Ave Silvio

“The man who loved (very) young women”, “From real estate to bunga bunga parties”, “The contributor to the return of the far right in Italy”, “Cavaliere in business and manners”, “The unsinkable”. The tributes to Silvio Berlusconi in the Italian and international press reflect only some aspects of his long life. Nor would he himself, after all, have imagined that, starting his professional career with odd jobs (bartender, wedding photographer, singer on cruise ships), he would break the record of Italy’s longest-serving prime minister, that he would be ranked third in his country in Forbes and that he would be subject to 30 trials, of which he would be acquitted, except for a light sentence of four years’ imprisonment, which was finally reduced to twelve months and house arrest.
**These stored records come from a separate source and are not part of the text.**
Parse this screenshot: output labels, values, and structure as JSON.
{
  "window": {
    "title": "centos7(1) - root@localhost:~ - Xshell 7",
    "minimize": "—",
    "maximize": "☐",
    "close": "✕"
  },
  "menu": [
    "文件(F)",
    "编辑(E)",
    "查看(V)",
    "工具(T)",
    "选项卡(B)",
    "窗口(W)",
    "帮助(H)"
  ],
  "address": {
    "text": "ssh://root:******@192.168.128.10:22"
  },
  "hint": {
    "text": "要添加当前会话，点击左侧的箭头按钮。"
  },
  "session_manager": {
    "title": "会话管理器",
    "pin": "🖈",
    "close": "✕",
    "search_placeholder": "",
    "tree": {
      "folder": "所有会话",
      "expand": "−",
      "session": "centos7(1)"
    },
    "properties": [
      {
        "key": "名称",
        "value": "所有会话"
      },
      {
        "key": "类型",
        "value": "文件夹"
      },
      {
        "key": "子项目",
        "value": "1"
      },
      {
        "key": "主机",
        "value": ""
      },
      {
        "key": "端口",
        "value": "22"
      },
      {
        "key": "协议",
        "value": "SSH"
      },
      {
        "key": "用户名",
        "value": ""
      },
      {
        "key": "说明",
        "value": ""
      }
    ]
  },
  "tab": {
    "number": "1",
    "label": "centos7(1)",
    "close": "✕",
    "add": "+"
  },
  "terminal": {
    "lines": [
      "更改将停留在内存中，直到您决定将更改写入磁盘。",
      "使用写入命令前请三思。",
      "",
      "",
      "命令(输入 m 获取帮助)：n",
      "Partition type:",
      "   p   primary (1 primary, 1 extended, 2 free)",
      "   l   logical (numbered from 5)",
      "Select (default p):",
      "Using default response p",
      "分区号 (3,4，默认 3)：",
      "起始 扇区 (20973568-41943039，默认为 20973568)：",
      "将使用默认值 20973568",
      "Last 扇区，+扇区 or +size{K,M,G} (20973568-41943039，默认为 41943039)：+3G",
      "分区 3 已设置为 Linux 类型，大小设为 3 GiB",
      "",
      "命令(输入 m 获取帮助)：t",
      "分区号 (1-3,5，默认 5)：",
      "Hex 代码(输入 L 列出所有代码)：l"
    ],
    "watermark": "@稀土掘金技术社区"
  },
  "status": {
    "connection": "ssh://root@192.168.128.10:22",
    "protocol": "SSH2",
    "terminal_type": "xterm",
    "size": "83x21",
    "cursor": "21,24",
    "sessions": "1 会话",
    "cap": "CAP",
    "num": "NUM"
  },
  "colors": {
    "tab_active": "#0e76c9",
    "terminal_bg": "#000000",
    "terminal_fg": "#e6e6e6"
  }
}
Suffering from coronavirus, with various health complications, Sua Emittenza finally died a few hours ago, in the hospital of “San Rafaele” in his hometown, Milan.

He was active until the last day, since his party, Forza Italia, was part of the government formation that won last year’s elections and made Giorgia Meloni prime minister. A learned friend of Vladimir Putin, he annoyed the Fratelli d’Italia president with his pro-Russian positions, but the alliance he offered was more useful, since without him the “ship” would have been left adrift. ‘Rubygate’, from the nickname of the 17-year-old Moroccan prostitute, threatened to drive him behind bars, as did the endless allegations made about the management of his empire, which included the holding Fininvest, but also a number of other activities, such as Mediaset, which broke the monopoly of the state-owned RAI, and the ownership of the A football team. C. Milan, with whom he won 29 titles in 30 years, including 5 Champions League titles.
“Lucky he didn’t catch the #Metoo movement”, “Berlusconi is dead, but Belluconnaism will live on”, “The ultimate come back example”, are some of the comments I have read and heard up to the time of writing this note. As my father would say, “he was not ordinary”.